WHAT THE TASK REQUIRES – Report how many lines below include "username", giving the figure alone.

Website and app data records –
◆ ◆ ◆ ◆ ◆
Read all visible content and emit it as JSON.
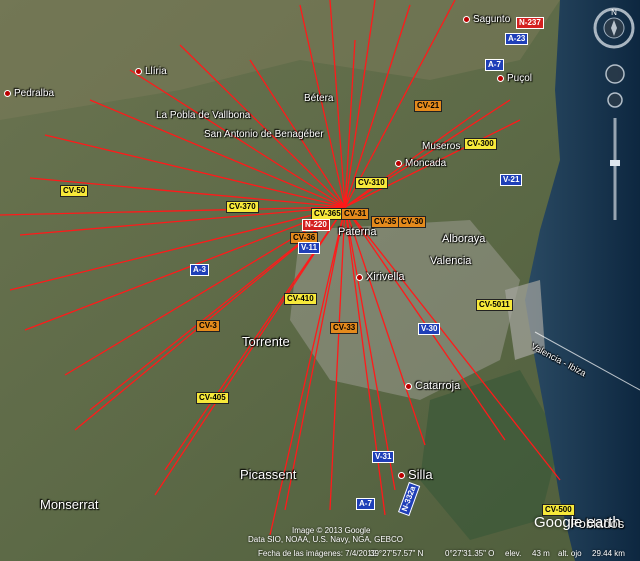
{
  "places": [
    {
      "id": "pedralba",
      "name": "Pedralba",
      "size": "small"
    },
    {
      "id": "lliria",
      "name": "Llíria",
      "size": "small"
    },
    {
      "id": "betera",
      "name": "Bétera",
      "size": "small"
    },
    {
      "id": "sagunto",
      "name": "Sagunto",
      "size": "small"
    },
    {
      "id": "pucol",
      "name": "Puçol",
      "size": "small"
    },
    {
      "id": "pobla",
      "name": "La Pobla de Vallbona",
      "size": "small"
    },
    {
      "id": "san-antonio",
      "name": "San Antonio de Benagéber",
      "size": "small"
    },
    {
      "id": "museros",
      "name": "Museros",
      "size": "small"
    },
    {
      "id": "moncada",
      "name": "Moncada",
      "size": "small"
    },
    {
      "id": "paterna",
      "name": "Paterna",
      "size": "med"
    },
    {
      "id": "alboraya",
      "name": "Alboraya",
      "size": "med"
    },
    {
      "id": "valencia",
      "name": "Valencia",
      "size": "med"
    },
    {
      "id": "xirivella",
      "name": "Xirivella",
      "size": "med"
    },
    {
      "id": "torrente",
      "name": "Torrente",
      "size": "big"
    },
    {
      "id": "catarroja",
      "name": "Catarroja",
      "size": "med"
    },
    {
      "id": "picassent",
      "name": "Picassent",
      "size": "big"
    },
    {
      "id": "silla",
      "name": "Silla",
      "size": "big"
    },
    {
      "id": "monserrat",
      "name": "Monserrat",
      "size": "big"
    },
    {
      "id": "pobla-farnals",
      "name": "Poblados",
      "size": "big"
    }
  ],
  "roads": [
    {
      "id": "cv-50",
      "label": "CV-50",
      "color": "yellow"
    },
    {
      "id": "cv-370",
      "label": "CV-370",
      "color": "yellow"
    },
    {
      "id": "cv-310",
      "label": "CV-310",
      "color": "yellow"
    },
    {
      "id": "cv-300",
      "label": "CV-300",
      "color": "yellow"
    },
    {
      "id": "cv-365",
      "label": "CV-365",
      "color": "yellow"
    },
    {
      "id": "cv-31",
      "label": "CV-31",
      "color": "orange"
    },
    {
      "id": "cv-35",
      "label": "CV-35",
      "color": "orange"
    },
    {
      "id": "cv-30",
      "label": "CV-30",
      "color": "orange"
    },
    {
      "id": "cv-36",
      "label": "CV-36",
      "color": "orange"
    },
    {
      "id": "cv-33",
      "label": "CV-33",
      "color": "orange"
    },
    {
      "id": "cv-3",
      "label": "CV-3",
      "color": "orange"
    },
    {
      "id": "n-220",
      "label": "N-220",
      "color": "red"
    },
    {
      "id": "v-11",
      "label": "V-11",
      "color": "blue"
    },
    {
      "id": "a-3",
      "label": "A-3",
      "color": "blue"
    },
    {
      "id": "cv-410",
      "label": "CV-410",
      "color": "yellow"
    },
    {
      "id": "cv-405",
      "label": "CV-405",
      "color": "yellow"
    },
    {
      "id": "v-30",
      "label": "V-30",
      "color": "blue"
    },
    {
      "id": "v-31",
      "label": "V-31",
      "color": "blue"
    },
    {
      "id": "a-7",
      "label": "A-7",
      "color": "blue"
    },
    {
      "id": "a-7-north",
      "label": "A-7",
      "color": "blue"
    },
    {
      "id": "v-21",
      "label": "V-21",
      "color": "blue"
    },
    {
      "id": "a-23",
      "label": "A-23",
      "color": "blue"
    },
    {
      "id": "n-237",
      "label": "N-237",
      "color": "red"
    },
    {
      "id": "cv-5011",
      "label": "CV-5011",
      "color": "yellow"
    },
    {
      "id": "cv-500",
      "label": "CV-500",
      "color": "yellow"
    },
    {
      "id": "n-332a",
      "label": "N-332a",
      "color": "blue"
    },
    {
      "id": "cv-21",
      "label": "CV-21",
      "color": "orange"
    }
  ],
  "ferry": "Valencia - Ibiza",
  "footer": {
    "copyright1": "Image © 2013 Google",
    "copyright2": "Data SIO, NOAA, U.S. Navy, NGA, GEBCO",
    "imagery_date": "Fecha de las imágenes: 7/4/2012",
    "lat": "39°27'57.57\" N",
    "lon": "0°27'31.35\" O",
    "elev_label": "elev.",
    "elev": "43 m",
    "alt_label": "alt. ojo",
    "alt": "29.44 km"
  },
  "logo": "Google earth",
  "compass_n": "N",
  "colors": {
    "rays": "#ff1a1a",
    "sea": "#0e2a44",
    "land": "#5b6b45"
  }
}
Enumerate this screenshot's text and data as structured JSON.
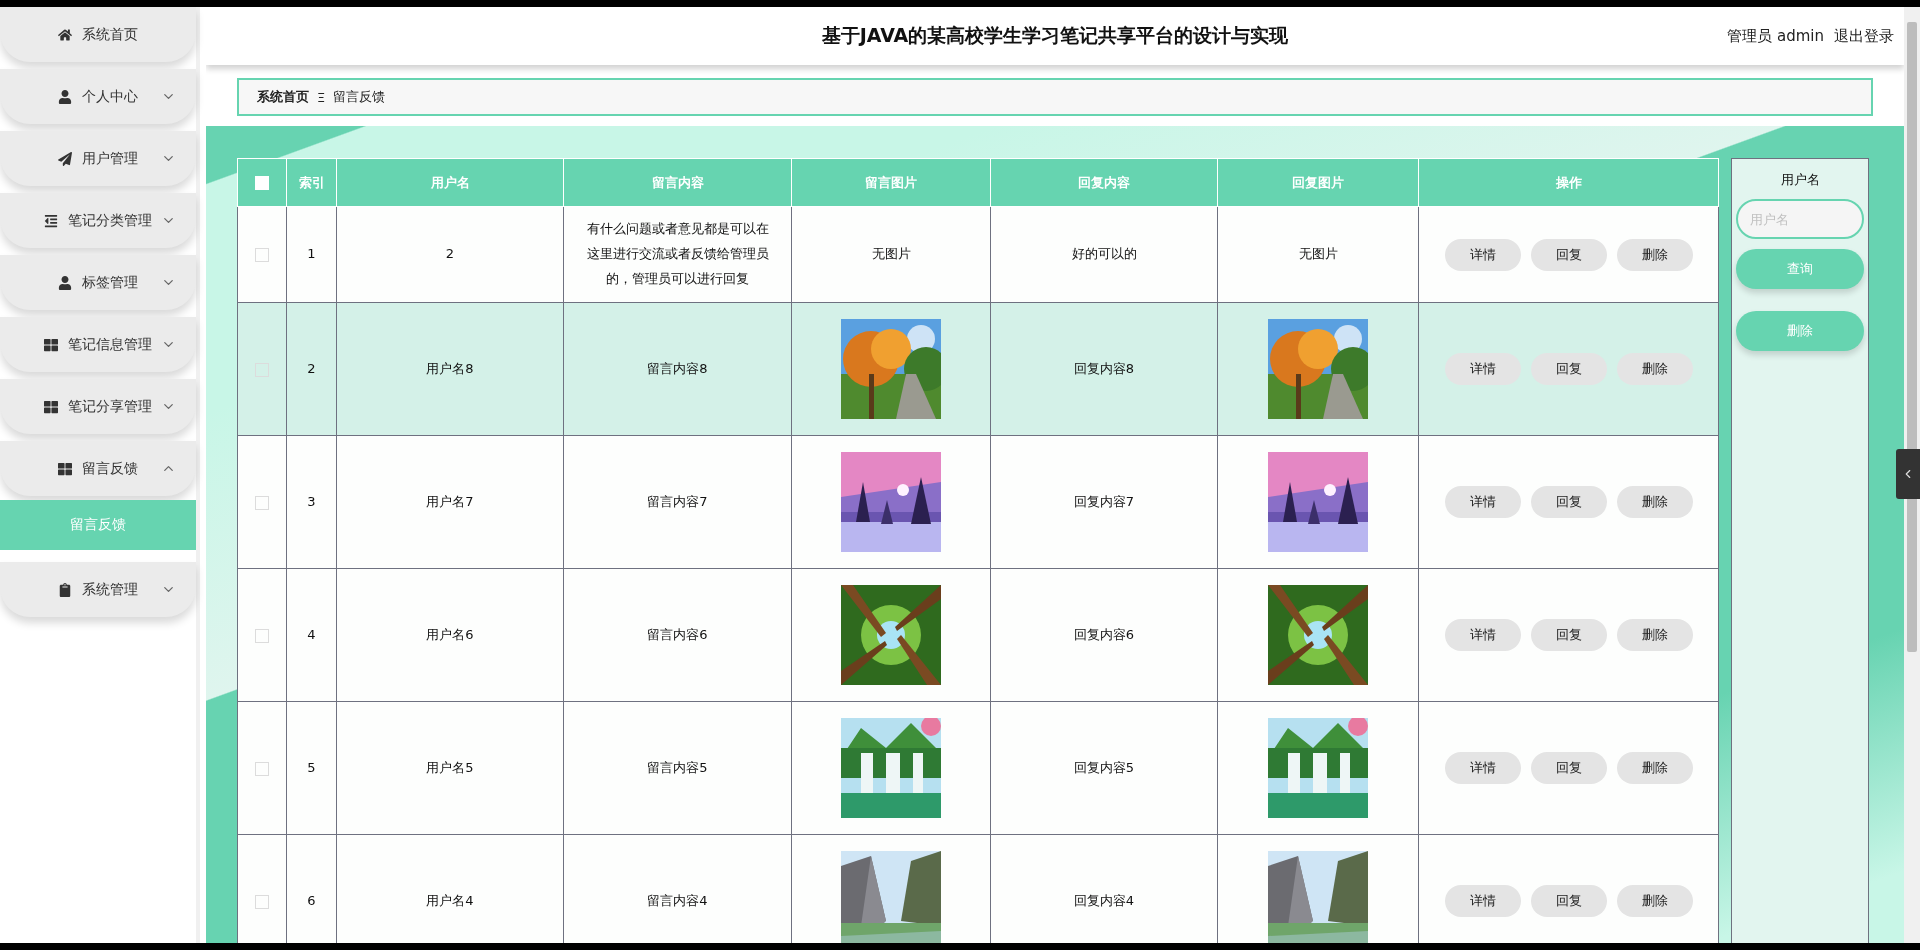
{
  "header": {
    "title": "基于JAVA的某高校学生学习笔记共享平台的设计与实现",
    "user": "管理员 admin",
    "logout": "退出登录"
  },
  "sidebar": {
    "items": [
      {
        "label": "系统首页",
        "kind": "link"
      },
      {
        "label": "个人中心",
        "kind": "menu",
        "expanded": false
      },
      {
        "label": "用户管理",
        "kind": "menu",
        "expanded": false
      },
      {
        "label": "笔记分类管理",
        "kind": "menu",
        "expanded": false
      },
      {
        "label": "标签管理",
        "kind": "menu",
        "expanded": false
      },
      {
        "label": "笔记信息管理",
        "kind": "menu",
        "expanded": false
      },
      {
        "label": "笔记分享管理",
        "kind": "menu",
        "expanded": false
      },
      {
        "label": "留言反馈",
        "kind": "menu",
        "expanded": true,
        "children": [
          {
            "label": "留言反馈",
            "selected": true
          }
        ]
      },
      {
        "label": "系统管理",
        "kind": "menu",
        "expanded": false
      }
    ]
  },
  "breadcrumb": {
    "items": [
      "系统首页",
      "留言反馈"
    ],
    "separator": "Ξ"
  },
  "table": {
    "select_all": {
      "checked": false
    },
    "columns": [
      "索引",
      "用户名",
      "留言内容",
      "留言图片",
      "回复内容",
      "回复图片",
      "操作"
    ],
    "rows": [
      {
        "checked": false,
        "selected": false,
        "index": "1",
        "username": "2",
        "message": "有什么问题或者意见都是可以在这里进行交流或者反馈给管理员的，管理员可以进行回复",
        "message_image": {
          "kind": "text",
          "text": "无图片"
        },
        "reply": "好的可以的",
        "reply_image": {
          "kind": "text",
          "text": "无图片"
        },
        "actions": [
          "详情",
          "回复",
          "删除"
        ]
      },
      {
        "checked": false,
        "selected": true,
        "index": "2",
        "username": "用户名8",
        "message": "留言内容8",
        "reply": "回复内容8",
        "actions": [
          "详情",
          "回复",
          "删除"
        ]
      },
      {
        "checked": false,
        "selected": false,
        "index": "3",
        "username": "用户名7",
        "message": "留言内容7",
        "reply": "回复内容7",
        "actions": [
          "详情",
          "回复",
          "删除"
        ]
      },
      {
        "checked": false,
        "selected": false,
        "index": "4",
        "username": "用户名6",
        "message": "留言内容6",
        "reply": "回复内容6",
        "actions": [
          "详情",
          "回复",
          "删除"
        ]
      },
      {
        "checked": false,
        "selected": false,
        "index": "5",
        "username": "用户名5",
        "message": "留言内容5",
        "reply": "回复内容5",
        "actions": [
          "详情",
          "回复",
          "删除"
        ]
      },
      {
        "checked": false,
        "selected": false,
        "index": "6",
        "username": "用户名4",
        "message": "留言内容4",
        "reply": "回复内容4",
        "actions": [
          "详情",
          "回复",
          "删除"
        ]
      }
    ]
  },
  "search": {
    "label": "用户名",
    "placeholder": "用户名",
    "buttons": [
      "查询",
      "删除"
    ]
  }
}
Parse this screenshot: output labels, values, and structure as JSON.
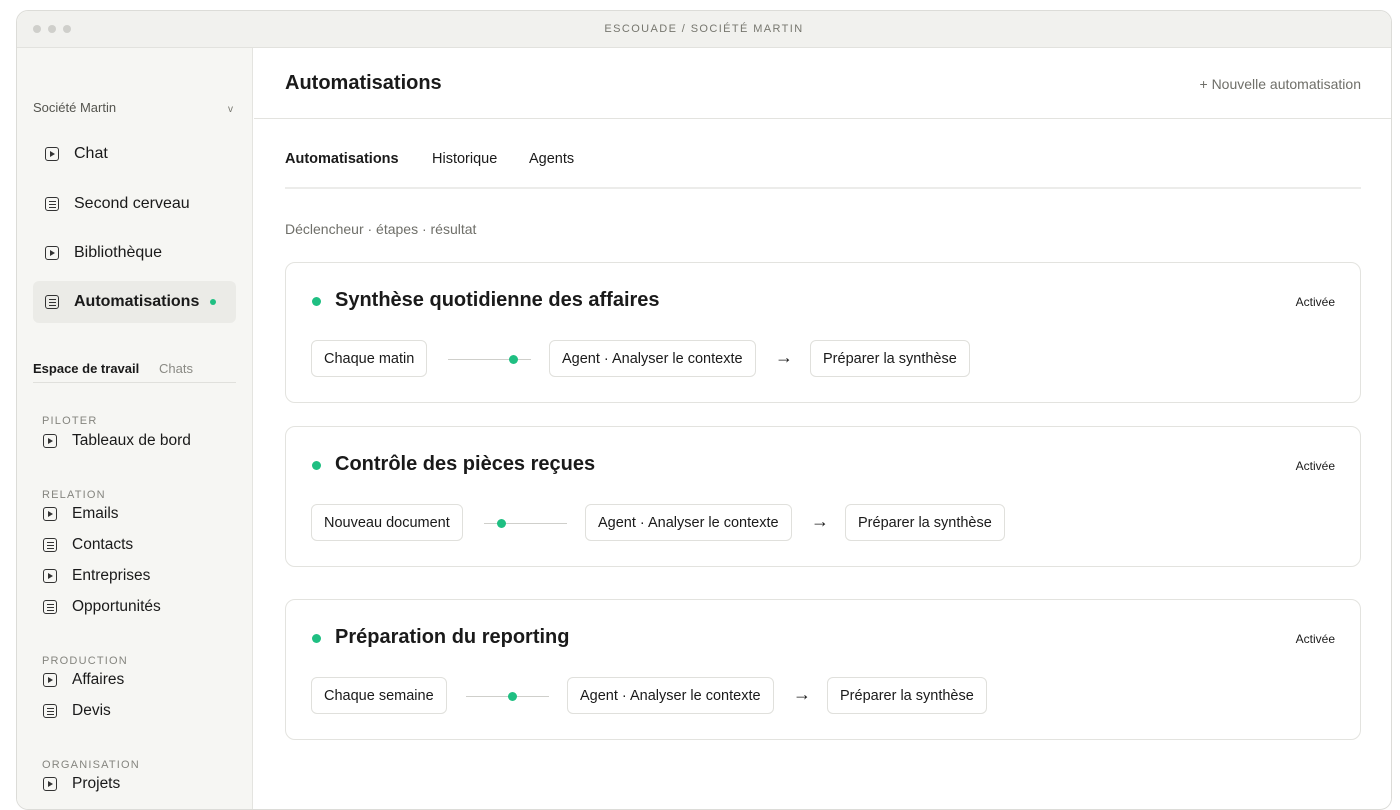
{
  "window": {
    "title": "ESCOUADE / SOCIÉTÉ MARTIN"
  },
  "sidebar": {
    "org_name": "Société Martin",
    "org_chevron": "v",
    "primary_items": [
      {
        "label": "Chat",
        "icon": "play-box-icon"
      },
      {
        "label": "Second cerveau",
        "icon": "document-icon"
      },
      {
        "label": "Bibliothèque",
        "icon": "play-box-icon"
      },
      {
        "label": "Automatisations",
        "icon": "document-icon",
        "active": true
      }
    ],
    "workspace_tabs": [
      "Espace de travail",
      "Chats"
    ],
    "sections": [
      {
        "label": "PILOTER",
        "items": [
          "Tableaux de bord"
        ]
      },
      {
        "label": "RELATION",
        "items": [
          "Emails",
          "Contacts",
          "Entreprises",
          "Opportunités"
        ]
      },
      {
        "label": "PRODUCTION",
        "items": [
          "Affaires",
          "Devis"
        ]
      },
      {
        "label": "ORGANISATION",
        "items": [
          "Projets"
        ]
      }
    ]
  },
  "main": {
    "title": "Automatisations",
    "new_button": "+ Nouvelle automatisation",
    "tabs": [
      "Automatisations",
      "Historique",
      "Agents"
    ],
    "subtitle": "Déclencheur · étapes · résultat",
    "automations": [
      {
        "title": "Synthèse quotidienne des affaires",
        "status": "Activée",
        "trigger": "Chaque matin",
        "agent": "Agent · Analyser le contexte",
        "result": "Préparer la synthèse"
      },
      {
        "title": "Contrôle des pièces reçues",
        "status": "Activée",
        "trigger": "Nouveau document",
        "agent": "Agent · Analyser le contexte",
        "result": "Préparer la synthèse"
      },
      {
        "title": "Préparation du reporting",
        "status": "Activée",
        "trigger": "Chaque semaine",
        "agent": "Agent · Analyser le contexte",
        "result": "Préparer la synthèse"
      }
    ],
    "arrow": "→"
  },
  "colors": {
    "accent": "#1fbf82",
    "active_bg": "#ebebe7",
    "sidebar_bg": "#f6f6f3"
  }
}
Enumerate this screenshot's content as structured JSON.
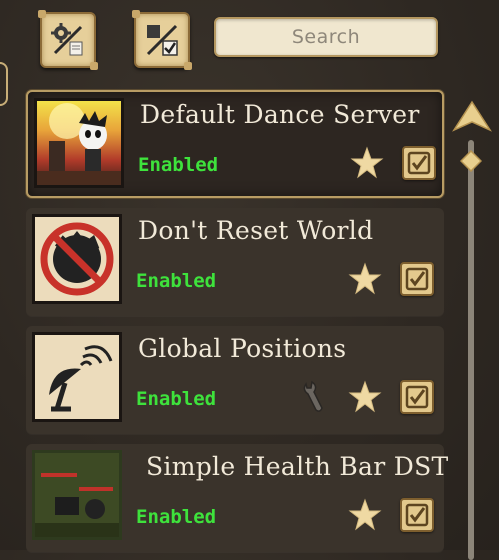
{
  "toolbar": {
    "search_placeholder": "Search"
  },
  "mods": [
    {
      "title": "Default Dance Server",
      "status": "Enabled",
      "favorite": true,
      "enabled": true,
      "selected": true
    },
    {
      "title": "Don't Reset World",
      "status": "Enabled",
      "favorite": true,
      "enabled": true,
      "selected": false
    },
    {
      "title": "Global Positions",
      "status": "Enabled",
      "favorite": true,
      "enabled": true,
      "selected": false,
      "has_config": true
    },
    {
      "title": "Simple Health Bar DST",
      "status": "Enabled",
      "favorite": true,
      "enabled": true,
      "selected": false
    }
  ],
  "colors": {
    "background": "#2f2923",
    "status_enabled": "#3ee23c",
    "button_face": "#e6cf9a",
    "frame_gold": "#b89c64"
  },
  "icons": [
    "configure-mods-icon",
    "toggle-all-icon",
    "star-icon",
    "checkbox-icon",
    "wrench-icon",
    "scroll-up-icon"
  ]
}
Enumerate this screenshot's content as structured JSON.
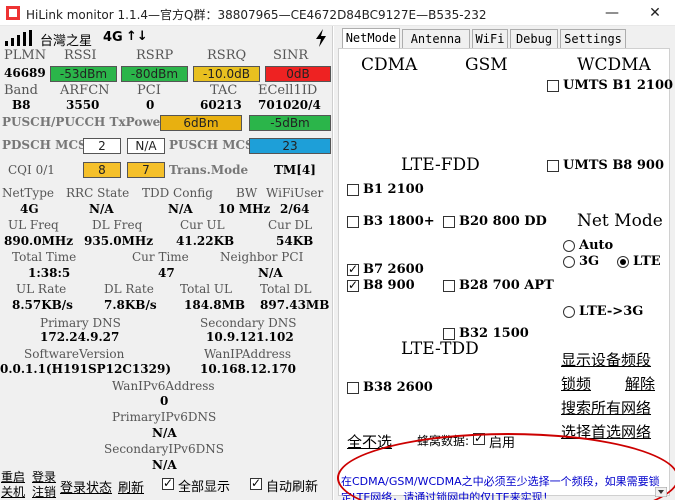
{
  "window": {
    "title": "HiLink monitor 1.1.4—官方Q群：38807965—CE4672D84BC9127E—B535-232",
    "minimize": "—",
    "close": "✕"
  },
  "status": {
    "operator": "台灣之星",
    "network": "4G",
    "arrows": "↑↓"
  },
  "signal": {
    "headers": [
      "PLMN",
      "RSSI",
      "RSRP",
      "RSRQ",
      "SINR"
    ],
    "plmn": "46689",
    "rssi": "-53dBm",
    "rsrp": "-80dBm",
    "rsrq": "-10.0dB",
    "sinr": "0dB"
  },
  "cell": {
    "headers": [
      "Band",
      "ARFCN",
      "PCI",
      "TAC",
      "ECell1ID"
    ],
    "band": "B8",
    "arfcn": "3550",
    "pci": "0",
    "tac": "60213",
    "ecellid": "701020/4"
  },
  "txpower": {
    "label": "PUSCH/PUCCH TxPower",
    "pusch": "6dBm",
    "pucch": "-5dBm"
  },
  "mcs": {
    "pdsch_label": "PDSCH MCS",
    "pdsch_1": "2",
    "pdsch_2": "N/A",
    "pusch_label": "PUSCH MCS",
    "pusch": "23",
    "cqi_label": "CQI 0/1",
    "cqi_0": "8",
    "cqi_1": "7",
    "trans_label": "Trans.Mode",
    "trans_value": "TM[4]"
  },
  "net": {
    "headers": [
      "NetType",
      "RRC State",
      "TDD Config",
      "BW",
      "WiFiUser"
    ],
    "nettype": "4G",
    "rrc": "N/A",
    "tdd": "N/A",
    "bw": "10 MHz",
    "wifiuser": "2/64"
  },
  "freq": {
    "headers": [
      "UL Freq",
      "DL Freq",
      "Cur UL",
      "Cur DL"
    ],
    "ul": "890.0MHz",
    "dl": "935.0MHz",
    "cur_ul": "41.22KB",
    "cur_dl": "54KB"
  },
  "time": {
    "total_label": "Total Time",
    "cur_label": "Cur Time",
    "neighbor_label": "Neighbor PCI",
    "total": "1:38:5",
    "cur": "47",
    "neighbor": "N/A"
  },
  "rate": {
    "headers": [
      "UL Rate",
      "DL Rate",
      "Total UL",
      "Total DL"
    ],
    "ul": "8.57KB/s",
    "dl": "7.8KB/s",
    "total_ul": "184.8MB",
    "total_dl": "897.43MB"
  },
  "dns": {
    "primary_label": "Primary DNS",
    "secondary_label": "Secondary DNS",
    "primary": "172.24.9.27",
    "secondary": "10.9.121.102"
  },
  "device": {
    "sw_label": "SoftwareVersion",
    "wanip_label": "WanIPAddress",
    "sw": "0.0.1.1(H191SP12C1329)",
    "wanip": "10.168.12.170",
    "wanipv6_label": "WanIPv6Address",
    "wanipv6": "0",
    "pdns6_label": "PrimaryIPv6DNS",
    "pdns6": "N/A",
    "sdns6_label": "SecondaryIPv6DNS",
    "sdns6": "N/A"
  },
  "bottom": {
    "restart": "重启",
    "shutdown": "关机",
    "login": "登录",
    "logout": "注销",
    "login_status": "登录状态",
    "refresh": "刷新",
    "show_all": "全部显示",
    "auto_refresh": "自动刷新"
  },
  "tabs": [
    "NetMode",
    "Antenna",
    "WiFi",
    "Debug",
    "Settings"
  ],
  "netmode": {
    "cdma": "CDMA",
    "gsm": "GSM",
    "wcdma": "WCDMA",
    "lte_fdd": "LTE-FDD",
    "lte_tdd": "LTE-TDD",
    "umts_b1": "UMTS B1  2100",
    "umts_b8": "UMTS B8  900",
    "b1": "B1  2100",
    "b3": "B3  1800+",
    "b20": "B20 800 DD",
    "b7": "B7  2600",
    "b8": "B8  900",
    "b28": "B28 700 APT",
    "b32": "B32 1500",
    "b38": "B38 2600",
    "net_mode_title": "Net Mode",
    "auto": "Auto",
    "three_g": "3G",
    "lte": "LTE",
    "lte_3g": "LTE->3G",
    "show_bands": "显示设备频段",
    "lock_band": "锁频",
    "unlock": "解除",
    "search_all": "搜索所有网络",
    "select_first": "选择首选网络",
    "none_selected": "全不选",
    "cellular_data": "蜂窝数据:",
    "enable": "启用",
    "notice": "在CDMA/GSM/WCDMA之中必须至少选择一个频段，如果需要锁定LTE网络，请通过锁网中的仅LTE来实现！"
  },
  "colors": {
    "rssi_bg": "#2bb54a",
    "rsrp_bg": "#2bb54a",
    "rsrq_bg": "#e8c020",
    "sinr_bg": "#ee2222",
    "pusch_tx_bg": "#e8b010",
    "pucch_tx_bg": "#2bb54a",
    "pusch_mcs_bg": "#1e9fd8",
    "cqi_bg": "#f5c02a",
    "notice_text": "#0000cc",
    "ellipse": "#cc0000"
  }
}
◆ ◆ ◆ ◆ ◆
SOLUTION TO THIS EXERCISE – 6